Super Star Clusters in Dust-Enshrouded Galaxy
The sharp eye of the Hubble Space Telescope's Advanced Camera for Surveys has uncovered more than 200 mammoth star clusters in the heart of the galaxy Arp 220.
The clusters are the bluish-white dots scattered throughout the image. The heftiest Arp 220 cluster - about 10 million solar masses - is twice as massive as any comparable star cluster in the Milky Way Galaxy. Arp 220 collided with another galaxy about 700 million years ago, fueling the frenzy of star birth in a small region about 5,000 light-years across.
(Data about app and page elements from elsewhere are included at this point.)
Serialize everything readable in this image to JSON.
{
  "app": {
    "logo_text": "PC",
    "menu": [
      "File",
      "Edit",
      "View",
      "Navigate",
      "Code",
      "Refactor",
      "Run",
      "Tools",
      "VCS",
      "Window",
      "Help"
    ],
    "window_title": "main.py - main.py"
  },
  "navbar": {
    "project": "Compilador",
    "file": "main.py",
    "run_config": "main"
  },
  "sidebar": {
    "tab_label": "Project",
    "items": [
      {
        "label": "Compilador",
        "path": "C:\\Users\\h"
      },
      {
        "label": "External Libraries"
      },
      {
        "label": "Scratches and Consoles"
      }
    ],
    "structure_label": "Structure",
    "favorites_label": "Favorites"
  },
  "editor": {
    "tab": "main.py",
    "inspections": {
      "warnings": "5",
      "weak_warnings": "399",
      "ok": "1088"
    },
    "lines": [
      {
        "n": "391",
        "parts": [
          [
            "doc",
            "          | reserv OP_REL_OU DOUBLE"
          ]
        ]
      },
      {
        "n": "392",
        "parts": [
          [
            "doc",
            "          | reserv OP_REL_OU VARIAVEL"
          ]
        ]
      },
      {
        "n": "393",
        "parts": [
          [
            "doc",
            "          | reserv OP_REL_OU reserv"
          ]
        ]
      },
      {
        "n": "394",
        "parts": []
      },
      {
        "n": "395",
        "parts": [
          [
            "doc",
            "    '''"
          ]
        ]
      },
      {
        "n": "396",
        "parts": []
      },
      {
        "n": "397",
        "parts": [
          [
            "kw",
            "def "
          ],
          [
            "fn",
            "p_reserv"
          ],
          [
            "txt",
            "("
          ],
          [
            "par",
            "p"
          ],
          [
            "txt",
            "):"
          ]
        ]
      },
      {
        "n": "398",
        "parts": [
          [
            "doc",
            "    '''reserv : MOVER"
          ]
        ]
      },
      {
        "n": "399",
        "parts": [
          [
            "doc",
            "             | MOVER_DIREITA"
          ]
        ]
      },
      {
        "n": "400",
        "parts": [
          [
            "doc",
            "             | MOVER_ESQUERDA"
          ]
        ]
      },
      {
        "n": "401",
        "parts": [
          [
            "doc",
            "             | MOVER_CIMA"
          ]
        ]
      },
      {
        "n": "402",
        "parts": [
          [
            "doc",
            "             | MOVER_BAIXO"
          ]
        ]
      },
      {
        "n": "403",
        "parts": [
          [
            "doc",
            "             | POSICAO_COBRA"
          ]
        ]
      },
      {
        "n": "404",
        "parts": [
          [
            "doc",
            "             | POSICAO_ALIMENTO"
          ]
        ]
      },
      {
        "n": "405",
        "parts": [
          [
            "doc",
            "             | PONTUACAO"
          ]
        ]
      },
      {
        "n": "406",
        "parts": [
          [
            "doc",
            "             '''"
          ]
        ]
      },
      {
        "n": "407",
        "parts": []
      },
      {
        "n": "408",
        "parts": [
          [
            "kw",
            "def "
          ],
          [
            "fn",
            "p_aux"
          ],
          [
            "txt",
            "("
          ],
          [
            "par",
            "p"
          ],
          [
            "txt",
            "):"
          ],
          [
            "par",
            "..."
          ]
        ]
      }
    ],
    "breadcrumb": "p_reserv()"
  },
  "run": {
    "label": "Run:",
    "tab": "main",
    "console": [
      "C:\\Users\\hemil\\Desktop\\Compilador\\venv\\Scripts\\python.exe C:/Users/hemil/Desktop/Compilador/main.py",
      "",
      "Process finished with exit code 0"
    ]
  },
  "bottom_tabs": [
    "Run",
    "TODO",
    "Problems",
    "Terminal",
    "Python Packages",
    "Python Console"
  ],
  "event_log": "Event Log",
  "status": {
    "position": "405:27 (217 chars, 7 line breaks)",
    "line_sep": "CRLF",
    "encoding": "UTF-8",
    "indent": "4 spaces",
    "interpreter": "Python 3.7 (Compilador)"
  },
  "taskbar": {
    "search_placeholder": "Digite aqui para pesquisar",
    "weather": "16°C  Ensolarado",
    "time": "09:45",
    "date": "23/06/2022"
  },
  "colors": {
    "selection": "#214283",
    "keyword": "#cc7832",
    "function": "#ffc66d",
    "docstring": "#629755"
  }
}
The galaxy is a nearby example of the aftermath of two colliding galaxies.
About the Image
|Release date:||13 June 2006, 19:00|
|Size:||692 x 955 px|
About the Object
|Name:||Arp 220, IC 4553|
|Type:||• Local Universe : Galaxy : Activity : AGN : Seyfert|
|Distance:||250 million light years|
Colours & filters
|435 nm||Hubble Space Telescope|
|555 nm||Hubble Space Telescope|
|814 nm||Hubble Space Telescope|